Even if your consultation is free, the person who’s meeting with you at the consultation should be the same person who would legally represent you in your bankruptcy case.
If your consultation is with a paralegal, it’s wise to assume that the paralegal will be the one doing most of the work in your case. If that’s the case, you should be paying way less in legal fees, as paralegals are paid about one-third to one-fourth of what attorneys are paid.
In the state of Kentucky, there is a flat attorney fee for most Chapter 13 cases, so if the state mandates that a debtor has to pay an attorney a certain amount to file a Chapter 13 bankruptcy, then why would you pay ‘attorney’ fees when the person who’s doing most of the work on your case is not an attorney?
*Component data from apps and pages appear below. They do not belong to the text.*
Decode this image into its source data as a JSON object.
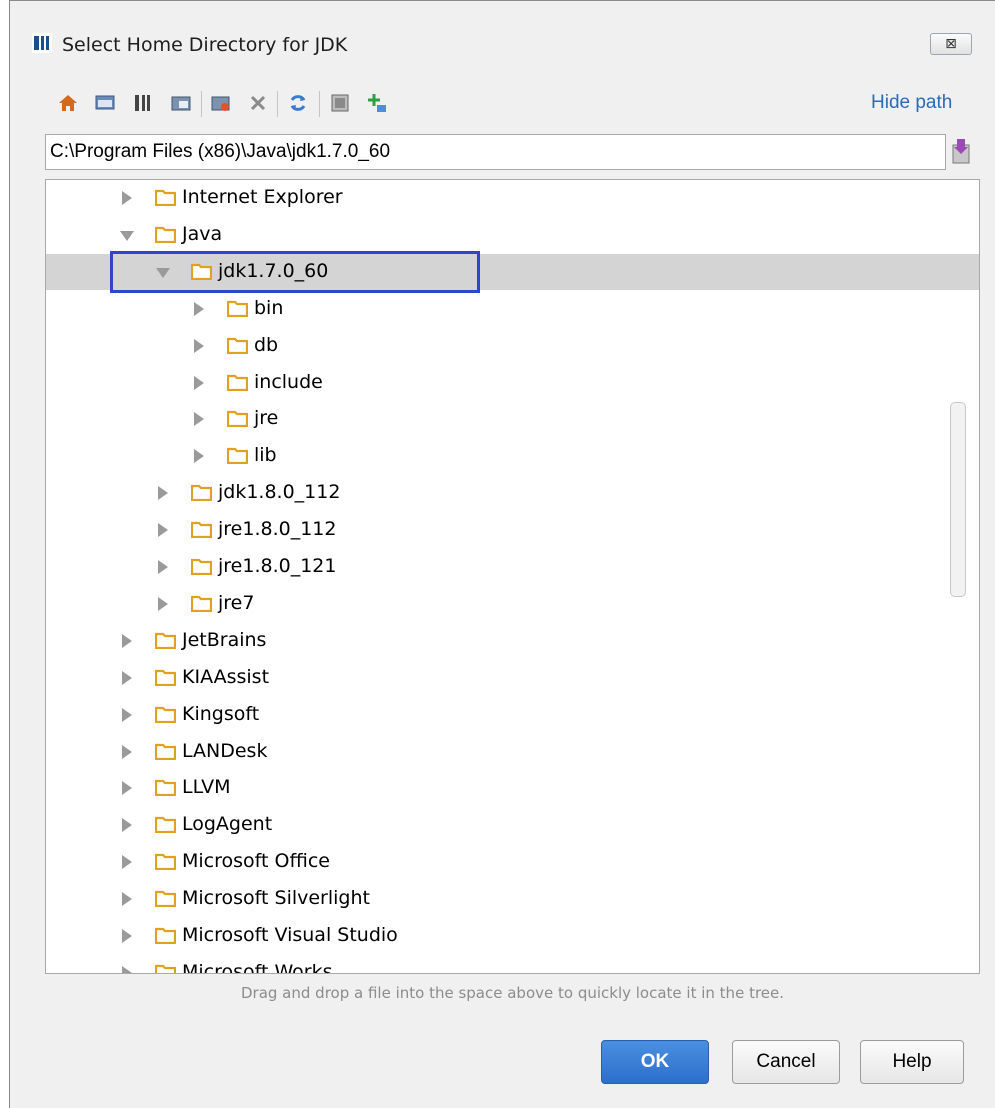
{
  "window": {
    "title": "Select Home Directory for JDK",
    "close_glyph": "⊠"
  },
  "toolbar": {
    "icons": [
      "home-icon",
      "desktop-icon",
      "project-icon",
      "module-icon",
      "new-folder-icon",
      "delete-icon",
      "refresh-icon",
      "show-hidden-icon",
      "add-icon"
    ],
    "hide_path_label": "Hide path"
  },
  "path": {
    "value": "C:\\Program Files (x86)\\Java\\jdk1.7.0_60"
  },
  "tree": {
    "rows": [
      {
        "label": "Internet Explorer",
        "depth": 0,
        "expanded": false,
        "selected": false
      },
      {
        "label": "Java",
        "depth": 0,
        "expanded": true,
        "selected": false
      },
      {
        "label": "jdk1.7.0_60",
        "depth": 1,
        "expanded": true,
        "selected": true
      },
      {
        "label": "bin",
        "depth": 2,
        "expanded": false,
        "selected": false
      },
      {
        "label": "db",
        "depth": 2,
        "expanded": false,
        "selected": false
      },
      {
        "label": "include",
        "depth": 2,
        "expanded": false,
        "selected": false
      },
      {
        "label": "jre",
        "depth": 2,
        "expanded": false,
        "selected": false
      },
      {
        "label": "lib",
        "depth": 2,
        "expanded": false,
        "selected": false
      },
      {
        "label": "jdk1.8.0_112",
        "depth": 1,
        "expanded": false,
        "selected": false
      },
      {
        "label": "jre1.8.0_112",
        "depth": 1,
        "expanded": false,
        "selected": false
      },
      {
        "label": "jre1.8.0_121",
        "depth": 1,
        "expanded": false,
        "selected": false
      },
      {
        "label": "jre7",
        "depth": 1,
        "expanded": false,
        "selected": false
      },
      {
        "label": "JetBrains",
        "depth": 0,
        "expanded": false,
        "selected": false
      },
      {
        "label": "KIAAssist",
        "depth": 0,
        "expanded": false,
        "selected": false
      },
      {
        "label": "Kingsoft",
        "depth": 0,
        "expanded": false,
        "selected": false
      },
      {
        "label": "LANDesk",
        "depth": 0,
        "expanded": false,
        "selected": false
      },
      {
        "label": "LLVM",
        "depth": 0,
        "expanded": false,
        "selected": false
      },
      {
        "label": "LogAgent",
        "depth": 0,
        "expanded": false,
        "selected": false
      },
      {
        "label": "Microsoft Office",
        "depth": 0,
        "expanded": false,
        "selected": false
      },
      {
        "label": "Microsoft Silverlight",
        "depth": 0,
        "expanded": false,
        "selected": false
      },
      {
        "label": "Microsoft Visual Studio",
        "depth": 0,
        "expanded": false,
        "selected": false
      },
      {
        "label": "Microsoft Works",
        "depth": 0,
        "expanded": false,
        "selected": false
      }
    ]
  },
  "hint": "Drag and drop a file into the space above to quickly locate it in the tree.",
  "buttons": {
    "ok": "OK",
    "cancel": "Cancel",
    "help": "Help"
  },
  "colors": {
    "accent": "#2c6fcc",
    "selection_border": "#3045c8",
    "folder": "#e0a020",
    "link": "#2a6bb5"
  }
}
3.) Your attorney knows nothing (or very little) about you when they meet you for your first Court date. Once you officially file a bankruptcy petition, you have a “Meeting of Creditors,” which is mandatory. This is where you go before the Trustee, with your bankruptcy attorney, and you verify that everything in your bankruptcy petition is true (based upon the information that was provided during your consultation and filing appointment).
If your attorney wasn’t present for the consultation and the filing, they’re not going to know you as a person, and they’re not really going to know the ins and outs of your case. Knowing the details of your case is detrimental not only for the Court Meeting, but for additional correspondence regarding important decisions.
If your attorney hasn’t invested the time to meet with you face-to-face, as well as file and/or study your petition themselves, they’ll most likely be very hard to get a hold of down the road. Here are some questions to ponder:
> On a personal level, if your attorney doesn’t take the time to meet with you at any point before your Court date, are they really invested in helping you? If you hired any other type of lawyer to represent you (for example, a malpractice lawyer), you wouldn’t go to trial without ever having spoken to them.
> If you have an issue that comes up over the next five years in your Chapter 13 case, will you be able to speak with your attorney directly? If so, will they know anything about your specific case needs?
Filing for bankruptcy is an important decision, and it’s imperative that you feel comfortable with your legal representation. When you hire a bankruptcy lawyer, they are supposed to work directly for you.
I strongly believe in making sure that clients are taken care of, which is why I provide my personal cell phone number to all clients, so that they can call or text me with questions.
If you’re looking for a bankruptcy attorney who will directly handle your case from beginning to end, you can call or text me at (502) 435-2593. I’m here to help, and will do whatever I can to provide hope for a better financial future.
All the best,
Tracy L. Hirsch
Ready to schedule a free consultation with me? Text or call me at (502) 435-2593!